» Directions for this task:
Restate all of the following data exactly, keeping any images out of the copy.

» Task material:
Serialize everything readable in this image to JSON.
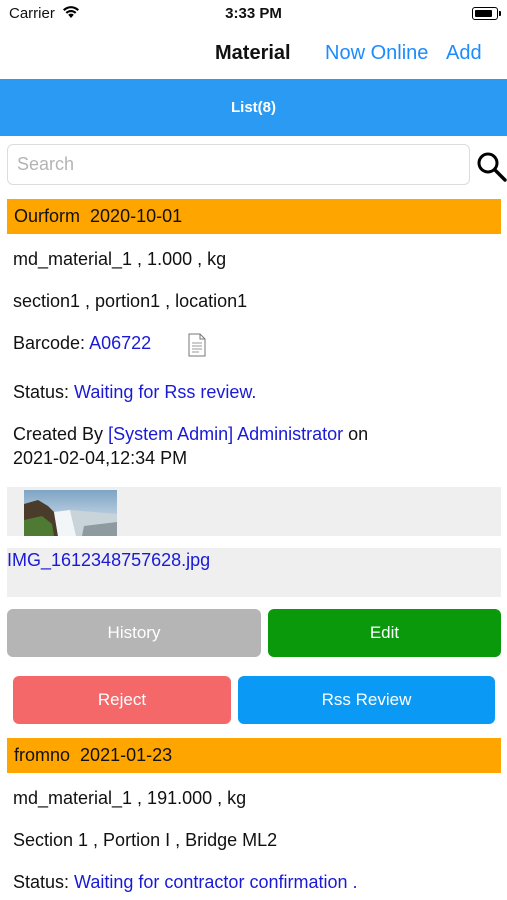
{
  "status_bar": {
    "carrier": "Carrier",
    "time": "3:33 PM",
    "battery_level": 0.9
  },
  "nav": {
    "title": "Material",
    "online_label": "Now Online",
    "add_label": "Add"
  },
  "tabs": [
    {
      "label": "List(8)"
    }
  ],
  "search": {
    "placeholder": "Search",
    "value": ""
  },
  "items": [
    {
      "form": "Ourform",
      "date": "2020-10-01",
      "material": "md_material_1 , 1.000 , kg",
      "location": "section1 , portion1 , location1",
      "barcode_label": "Barcode:",
      "barcode": "A06722",
      "status_label": "Status:",
      "status": "Waiting for Rss review.",
      "created_by_label": "Created By",
      "created_by": "[System Admin] Administrator",
      "created_on_label": "on",
      "created_at": "2021-02-04,12:34 PM",
      "image_file": "IMG_1612348757628.jpg",
      "actions": {
        "history": "History",
        "edit": "Edit",
        "reject": "Reject",
        "rss_review": "Rss Review"
      }
    },
    {
      "form": "fromno",
      "date": "2021-01-23",
      "material": "md_material_1 , 191.000 , kg",
      "location": "Section 1 , Portion I , Bridge ML2",
      "status_label": "Status:",
      "status": "Waiting for contractor confirmation ."
    }
  ],
  "colors": {
    "accent": "#2b9af3",
    "link": "#1a8cff",
    "header_bar": "#ffa500",
    "history": "#b5b5b5",
    "edit": "#0a990a",
    "reject": "#f4686a",
    "rss_review": "#0a9af5"
  }
}
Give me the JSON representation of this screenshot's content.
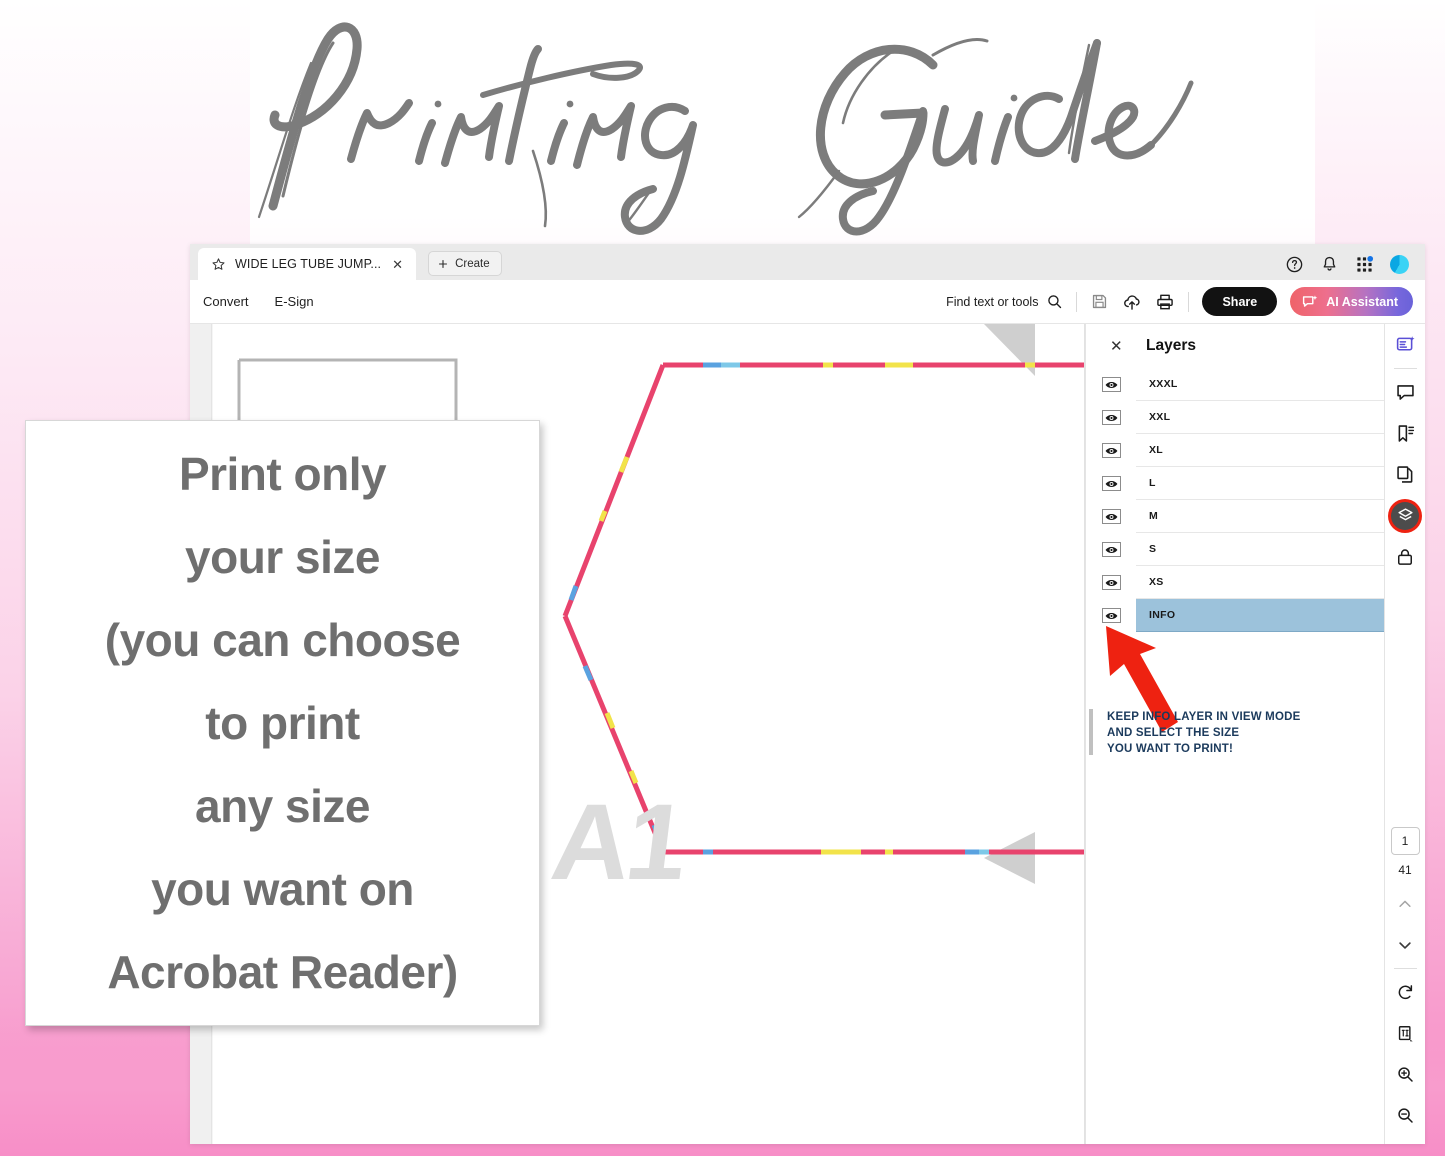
{
  "poster": {
    "title": "Printing Guide",
    "background_top": "#ffffff",
    "background_pink": "#f89ccd",
    "title_color": "#7a7a7a"
  },
  "overlay_card": {
    "lines": [
      "Print only",
      "your size",
      "(you can choose",
      "to print",
      "any size",
      "you want on",
      "Acrobat Reader)"
    ],
    "text_color": "#6f6f6f"
  },
  "app": {
    "tab": {
      "title": "WIDE LEG TUBE JUMP...",
      "star_icon": "star-icon",
      "close_icon": "close-icon"
    },
    "create_button": {
      "label": "Create",
      "icon": "plus-icon"
    },
    "header_icons": [
      {
        "name": "help-icon",
        "glyph": "?"
      },
      {
        "name": "notification-bell-icon",
        "glyph": "bell"
      },
      {
        "name": "app-grid-icon",
        "glyph": "grid",
        "badge_color": "#1473e6"
      },
      {
        "name": "avatar",
        "glyph": "avatar",
        "color": "#19b3ec"
      }
    ],
    "toolbar": {
      "menus": [
        "Convert",
        "E-Sign"
      ],
      "find_label": "Find text or tools",
      "find_icon": "search-icon",
      "save_icon": "save-icon",
      "cloud_upload_icon": "cloud-upload-icon",
      "print_icon": "print-icon",
      "share_label": "Share",
      "share_bg": "#121212",
      "ai_label": "AI Assistant",
      "ai_icon": "ai-sparkle-icon",
      "ai_gradient_from": "#ef6369",
      "ai_gradient_to": "#6a62d9"
    }
  },
  "layers_panel": {
    "title": "Layers",
    "close_icon": "close-icon",
    "more_icon": "more-options-icon",
    "eye_icon": "eye-visibility-icon",
    "selected_row_color": "#9cc2db",
    "items": [
      {
        "label": "XXXL",
        "visible": true,
        "selected": false
      },
      {
        "label": "XXL",
        "visible": true,
        "selected": false
      },
      {
        "label": "XL",
        "visible": true,
        "selected": false
      },
      {
        "label": "L",
        "visible": true,
        "selected": false
      },
      {
        "label": "M",
        "visible": true,
        "selected": false
      },
      {
        "label": "S",
        "visible": true,
        "selected": false
      },
      {
        "label": "XS",
        "visible": true,
        "selected": false
      },
      {
        "label": "INFO",
        "visible": true,
        "selected": true
      }
    ],
    "annotation": {
      "line1": "KEEP INFO LAYER IN VIEW MODE",
      "line2": "AND SELECT THE SIZE",
      "line3": "YOU WANT TO PRINT!",
      "color": "#1b3a5c",
      "arrow_color": "#ee2211",
      "arrow_icon": "red-arrow-pointer-icon"
    }
  },
  "right_rail": {
    "icons": [
      {
        "name": "ai-assistant-rail-icon",
        "active": false
      },
      {
        "name": "comment-icon",
        "active": false
      },
      {
        "name": "bookmark-icon",
        "active": false
      },
      {
        "name": "organize-pages-icon",
        "active": false
      },
      {
        "name": "layers-icon",
        "active": true,
        "highlight_ring": "#ee2211"
      },
      {
        "name": "protect-lock-icon",
        "active": false
      }
    ],
    "page_number": "1",
    "page_total": "41",
    "prev_icon": "chevron-up-icon",
    "next_icon": "chevron-down-icon",
    "rotate_icon": "rotate-icon",
    "fit-page_icon": "fit-page-icon",
    "zoom_in_icon": "zoom-in-icon",
    "zoom_out_icon": "zoom-out-icon"
  },
  "document": {
    "watermark": "A1",
    "watermark_color": "#dcdcdc",
    "pattern_outline_color": "#e8436d",
    "pattern_marker_colors": [
      "#f2e34a",
      "#5aa2e0",
      "#7ec8e8"
    ],
    "grey_box_color": "#b4b4b4",
    "corner_triangle_color": "#cfcfcf"
  }
}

» Final answer:
Serialize everything readable in this image to JSON.
{
  "status_bar": {
    "carrier": "Carrier",
    "time": "3:33 PM",
    "battery_level": 0.9
  },
  "nav": {
    "title": "Material",
    "online_label": "Now Online",
    "add_label": "Add"
  },
  "tabs": [
    {
      "label": "List(8)"
    }
  ],
  "search": {
    "placeholder": "Search",
    "value": ""
  },
  "items": [
    {
      "form": "Ourform",
      "date": "2020-10-01",
      "material": "md_material_1 , 1.000 , kg",
      "location": "section1 , portion1 , location1",
      "barcode_label": "Barcode:",
      "barcode": "A06722",
      "status_label": "Status:",
      "status": "Waiting for Rss review.",
      "created_by_label": "Created By",
      "created_by": "[System Admin] Administrator",
      "created_on_label": "on",
      "created_at": "2021-02-04,12:34 PM",
      "image_file": "IMG_1612348757628.jpg",
      "actions": {
        "history": "History",
        "edit": "Edit",
        "reject": "Reject",
        "rss_review": "Rss Review"
      }
    },
    {
      "form": "fromno",
      "date": "2021-01-23",
      "material": "md_material_1 , 191.000 , kg",
      "location": "Section 1 , Portion I , Bridge ML2",
      "status_label": "Status:",
      "status": "Waiting for contractor confirmation ."
    }
  ],
  "colors": {
    "accent": "#2b9af3",
    "link": "#1a8cff",
    "header_bar": "#ffa500",
    "history": "#b5b5b5",
    "edit": "#0a990a",
    "reject": "#f4686a",
    "rss_review": "#0a9af5"
  }
}
Give me the JSON representation of this screenshot's content.
{
  "poster": {
    "title": "Printing Guide",
    "background_top": "#ffffff",
    "background_pink": "#f89ccd",
    "title_color": "#7a7a7a"
  },
  "overlay_card": {
    "lines": [
      "Print only",
      "your size",
      "(you can choose",
      "to print",
      "any size",
      "you want on",
      "Acrobat Reader)"
    ],
    "text_color": "#6f6f6f"
  },
  "app": {
    "tab": {
      "title": "WIDE LEG TUBE JUMP...",
      "star_icon": "star-icon",
      "close_icon": "close-icon"
    },
    "create_button": {
      "label": "Create",
      "icon": "plus-icon"
    },
    "header_icons": [
      {
        "name": "help-icon",
        "glyph": "?"
      },
      {
        "name": "notification-bell-icon",
        "glyph": "bell"
      },
      {
        "name": "app-grid-icon",
        "glyph": "grid",
        "badge_color": "#1473e6"
      },
      {
        "name": "avatar",
        "glyph": "avatar",
        "color": "#19b3ec"
      }
    ],
    "toolbar": {
      "menus": [
        "Convert",
        "E-Sign"
      ],
      "find_label": "Find text or tools",
      "find_icon": "search-icon",
      "save_icon": "save-icon",
      "cloud_upload_icon": "cloud-upload-icon",
      "print_icon": "print-icon",
      "share_label": "Share",
      "share_bg": "#121212",
      "ai_label": "AI Assistant",
      "ai_icon": "ai-sparkle-icon",
      "ai_gradient_from": "#ef6369",
      "ai_gradient_to": "#6a62d9"
    }
  },
  "layers_panel": {
    "title": "Layers",
    "close_icon": "close-icon",
    "more_icon": "more-options-icon",
    "eye_icon": "eye-visibility-icon",
    "selected_row_color": "#9cc2db",
    "items": [
      {
        "label": "XXXL",
        "visible": true,
        "selected": false
      },
      {
        "label": "XXL",
        "visible": true,
        "selected": false
      },
      {
        "label": "XL",
        "visible": true,
        "selected": false
      },
      {
        "label": "L",
        "visible": true,
        "selected": false
      },
      {
        "label": "M",
        "visible": true,
        "selected": false
      },
      {
        "label": "S",
        "visible": true,
        "selected": false
      },
      {
        "label": "XS",
        "visible": true,
        "selected": false
      },
      {
        "label": "INFO",
        "visible": true,
        "selected": true
      }
    ],
    "annotation": {
      "line1": "KEEP INFO LAYER IN VIEW MODE",
      "line2": "AND SELECT THE SIZE",
      "line3": "YOU WANT TO PRINT!",
      "color": "#1b3a5c",
      "arrow_color": "#ee2211",
      "arrow_icon": "red-arrow-pointer-icon"
    }
  },
  "right_rail": {
    "icons": [
      {
        "name": "ai-assistant-rail-icon",
        "active": false
      },
      {
        "name": "comment-icon",
        "active": false
      },
      {
        "name": "bookmark-icon",
        "active": false
      },
      {
        "name": "organize-pages-icon",
        "active": false
      },
      {
        "name": "layers-icon",
        "active": true,
        "highlight_ring": "#ee2211"
      },
      {
        "name": "protect-lock-icon",
        "active": false
      }
    ],
    "page_number": "1",
    "page_total": "41",
    "prev_icon": "chevron-up-icon",
    "next_icon": "chevron-down-icon",
    "rotate_icon": "rotate-icon",
    "fit-page_icon": "fit-page-icon",
    "zoom_in_icon": "zoom-in-icon",
    "zoom_out_icon": "zoom-out-icon"
  },
  "document": {
    "watermark": "A1",
    "watermark_color": "#dcdcdc",
    "pattern_outline_color": "#e8436d",
    "pattern_marker_colors": [
      "#f2e34a",
      "#5aa2e0",
      "#7ec8e8"
    ],
    "grey_box_color": "#b4b4b4",
    "corner_triangle_color": "#cfcfcf"
  }
}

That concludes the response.